[Start of Attachment]

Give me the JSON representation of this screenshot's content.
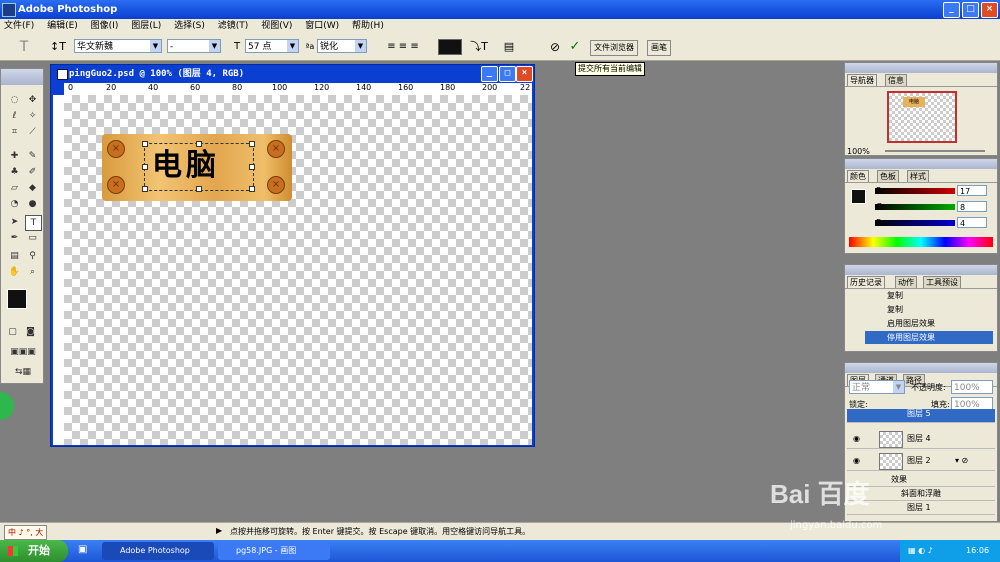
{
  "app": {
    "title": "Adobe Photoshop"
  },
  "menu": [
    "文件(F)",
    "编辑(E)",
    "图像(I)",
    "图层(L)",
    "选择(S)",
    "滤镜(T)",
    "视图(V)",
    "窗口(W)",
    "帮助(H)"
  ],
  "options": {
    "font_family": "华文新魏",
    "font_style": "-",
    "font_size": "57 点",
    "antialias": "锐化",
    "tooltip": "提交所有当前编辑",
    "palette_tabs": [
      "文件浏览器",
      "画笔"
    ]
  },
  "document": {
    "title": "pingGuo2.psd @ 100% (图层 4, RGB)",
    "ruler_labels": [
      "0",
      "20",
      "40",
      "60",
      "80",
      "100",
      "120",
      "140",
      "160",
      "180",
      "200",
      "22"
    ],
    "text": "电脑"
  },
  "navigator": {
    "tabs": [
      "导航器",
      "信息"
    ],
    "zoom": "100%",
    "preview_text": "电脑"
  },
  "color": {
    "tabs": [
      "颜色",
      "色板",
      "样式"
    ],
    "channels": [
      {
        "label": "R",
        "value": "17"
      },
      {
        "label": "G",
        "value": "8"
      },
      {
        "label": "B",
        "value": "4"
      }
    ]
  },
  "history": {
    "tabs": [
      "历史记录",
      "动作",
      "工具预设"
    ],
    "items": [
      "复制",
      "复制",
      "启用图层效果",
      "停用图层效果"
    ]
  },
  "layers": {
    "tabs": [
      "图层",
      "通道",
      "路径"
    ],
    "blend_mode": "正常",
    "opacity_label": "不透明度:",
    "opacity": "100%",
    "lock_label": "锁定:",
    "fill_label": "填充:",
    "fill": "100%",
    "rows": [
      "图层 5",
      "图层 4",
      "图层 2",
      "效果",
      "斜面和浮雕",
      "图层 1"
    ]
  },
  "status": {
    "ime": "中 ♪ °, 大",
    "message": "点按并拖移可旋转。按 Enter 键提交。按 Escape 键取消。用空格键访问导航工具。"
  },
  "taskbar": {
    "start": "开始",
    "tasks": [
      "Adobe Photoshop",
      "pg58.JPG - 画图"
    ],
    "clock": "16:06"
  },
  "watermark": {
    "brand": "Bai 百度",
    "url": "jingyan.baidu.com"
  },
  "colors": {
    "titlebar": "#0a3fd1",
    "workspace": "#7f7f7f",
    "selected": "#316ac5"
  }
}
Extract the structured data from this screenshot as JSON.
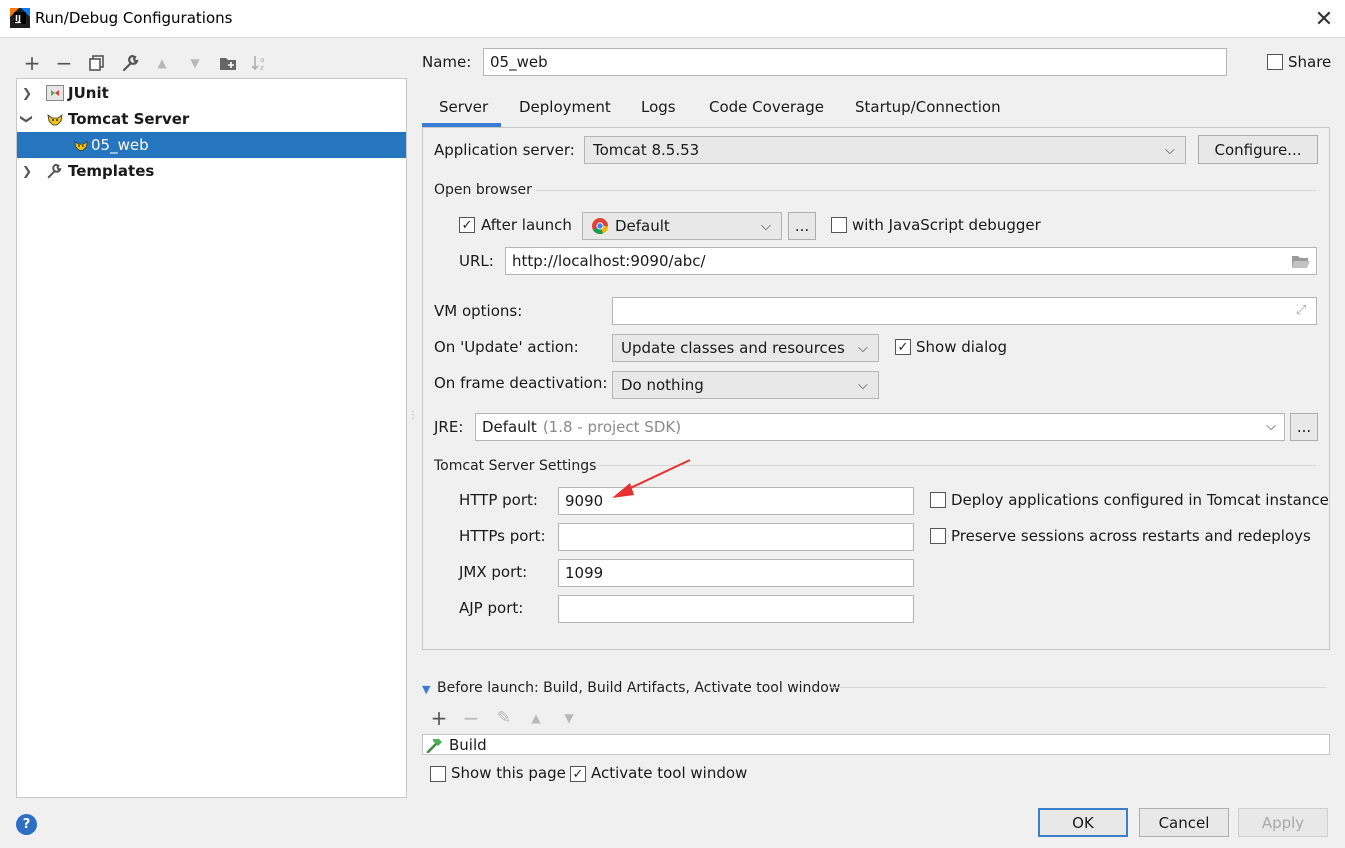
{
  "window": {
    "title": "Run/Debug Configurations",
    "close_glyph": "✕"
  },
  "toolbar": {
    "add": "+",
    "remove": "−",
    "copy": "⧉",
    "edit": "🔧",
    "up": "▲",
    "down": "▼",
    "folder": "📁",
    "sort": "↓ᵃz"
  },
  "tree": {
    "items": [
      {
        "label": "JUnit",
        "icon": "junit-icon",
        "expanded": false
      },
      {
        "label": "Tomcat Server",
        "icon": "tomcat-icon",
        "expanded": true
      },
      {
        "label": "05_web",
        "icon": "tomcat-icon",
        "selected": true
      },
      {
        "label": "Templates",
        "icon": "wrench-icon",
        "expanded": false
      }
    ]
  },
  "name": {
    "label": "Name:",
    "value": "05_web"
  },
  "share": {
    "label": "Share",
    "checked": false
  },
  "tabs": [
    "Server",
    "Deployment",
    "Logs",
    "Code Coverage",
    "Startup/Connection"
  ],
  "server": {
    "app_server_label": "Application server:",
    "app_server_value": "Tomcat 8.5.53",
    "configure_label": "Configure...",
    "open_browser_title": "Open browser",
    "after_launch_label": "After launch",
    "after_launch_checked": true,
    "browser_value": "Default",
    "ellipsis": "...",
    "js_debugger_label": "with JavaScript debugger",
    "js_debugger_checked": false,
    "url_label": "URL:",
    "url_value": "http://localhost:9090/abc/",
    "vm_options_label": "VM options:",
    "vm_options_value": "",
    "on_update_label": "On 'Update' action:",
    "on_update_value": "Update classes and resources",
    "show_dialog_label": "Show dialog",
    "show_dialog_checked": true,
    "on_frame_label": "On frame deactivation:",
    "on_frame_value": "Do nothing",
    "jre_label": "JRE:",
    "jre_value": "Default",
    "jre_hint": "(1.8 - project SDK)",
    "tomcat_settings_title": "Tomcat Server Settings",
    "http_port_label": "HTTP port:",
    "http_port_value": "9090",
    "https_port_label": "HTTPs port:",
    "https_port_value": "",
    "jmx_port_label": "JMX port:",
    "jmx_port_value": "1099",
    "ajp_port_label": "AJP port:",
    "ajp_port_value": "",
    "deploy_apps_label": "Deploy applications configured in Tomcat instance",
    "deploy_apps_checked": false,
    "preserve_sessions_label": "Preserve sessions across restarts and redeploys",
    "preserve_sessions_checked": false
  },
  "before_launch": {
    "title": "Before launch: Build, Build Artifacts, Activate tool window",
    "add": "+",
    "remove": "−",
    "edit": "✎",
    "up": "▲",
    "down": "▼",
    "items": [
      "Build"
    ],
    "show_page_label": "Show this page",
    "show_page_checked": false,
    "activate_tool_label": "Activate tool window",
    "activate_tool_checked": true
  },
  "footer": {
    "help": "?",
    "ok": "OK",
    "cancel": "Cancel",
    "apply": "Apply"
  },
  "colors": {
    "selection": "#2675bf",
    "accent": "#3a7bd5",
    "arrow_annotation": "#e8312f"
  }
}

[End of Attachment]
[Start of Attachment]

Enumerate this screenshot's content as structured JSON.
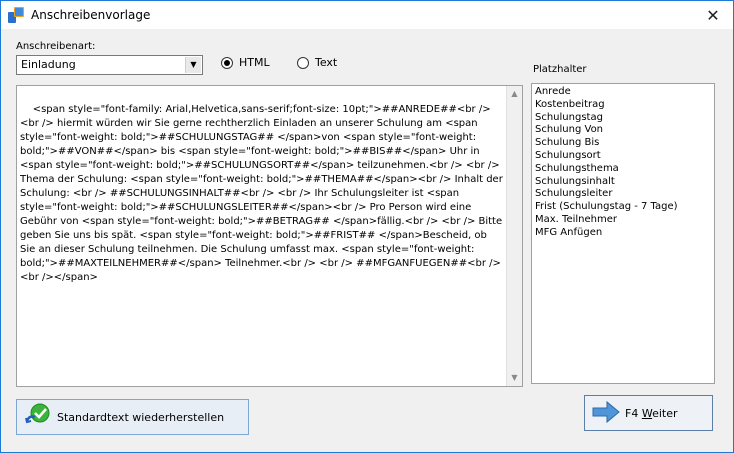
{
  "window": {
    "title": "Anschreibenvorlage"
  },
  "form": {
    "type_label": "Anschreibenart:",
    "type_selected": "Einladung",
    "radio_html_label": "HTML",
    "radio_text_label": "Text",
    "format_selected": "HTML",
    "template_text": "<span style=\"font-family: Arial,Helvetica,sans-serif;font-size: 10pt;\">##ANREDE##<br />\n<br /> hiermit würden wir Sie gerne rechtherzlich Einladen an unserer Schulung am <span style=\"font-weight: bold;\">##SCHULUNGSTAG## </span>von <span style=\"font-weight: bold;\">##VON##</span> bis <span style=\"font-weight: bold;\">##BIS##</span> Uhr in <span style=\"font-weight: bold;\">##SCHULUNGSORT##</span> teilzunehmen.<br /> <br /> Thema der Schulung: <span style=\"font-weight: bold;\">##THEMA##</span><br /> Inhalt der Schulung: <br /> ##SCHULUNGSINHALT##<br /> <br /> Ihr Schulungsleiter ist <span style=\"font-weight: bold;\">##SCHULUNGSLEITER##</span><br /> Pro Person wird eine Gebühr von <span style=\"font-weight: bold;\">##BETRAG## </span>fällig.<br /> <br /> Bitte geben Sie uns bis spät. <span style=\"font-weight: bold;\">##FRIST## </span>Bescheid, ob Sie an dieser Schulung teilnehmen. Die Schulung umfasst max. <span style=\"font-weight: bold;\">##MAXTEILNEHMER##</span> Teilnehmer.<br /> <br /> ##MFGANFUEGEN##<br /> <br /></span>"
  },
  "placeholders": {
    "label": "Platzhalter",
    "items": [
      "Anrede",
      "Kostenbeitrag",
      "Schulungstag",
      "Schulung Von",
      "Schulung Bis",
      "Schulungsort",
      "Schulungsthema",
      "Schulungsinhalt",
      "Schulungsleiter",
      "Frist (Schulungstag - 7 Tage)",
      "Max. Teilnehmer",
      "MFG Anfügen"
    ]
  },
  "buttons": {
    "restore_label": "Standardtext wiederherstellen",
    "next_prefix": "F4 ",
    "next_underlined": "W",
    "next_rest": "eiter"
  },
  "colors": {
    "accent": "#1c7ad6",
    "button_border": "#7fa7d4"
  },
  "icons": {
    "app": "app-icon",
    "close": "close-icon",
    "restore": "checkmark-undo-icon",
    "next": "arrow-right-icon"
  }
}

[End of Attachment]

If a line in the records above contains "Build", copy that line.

__Solution to this problem__.
    "title": "Before launch: Build, Build Artifacts, Activate tool window",
      "Build"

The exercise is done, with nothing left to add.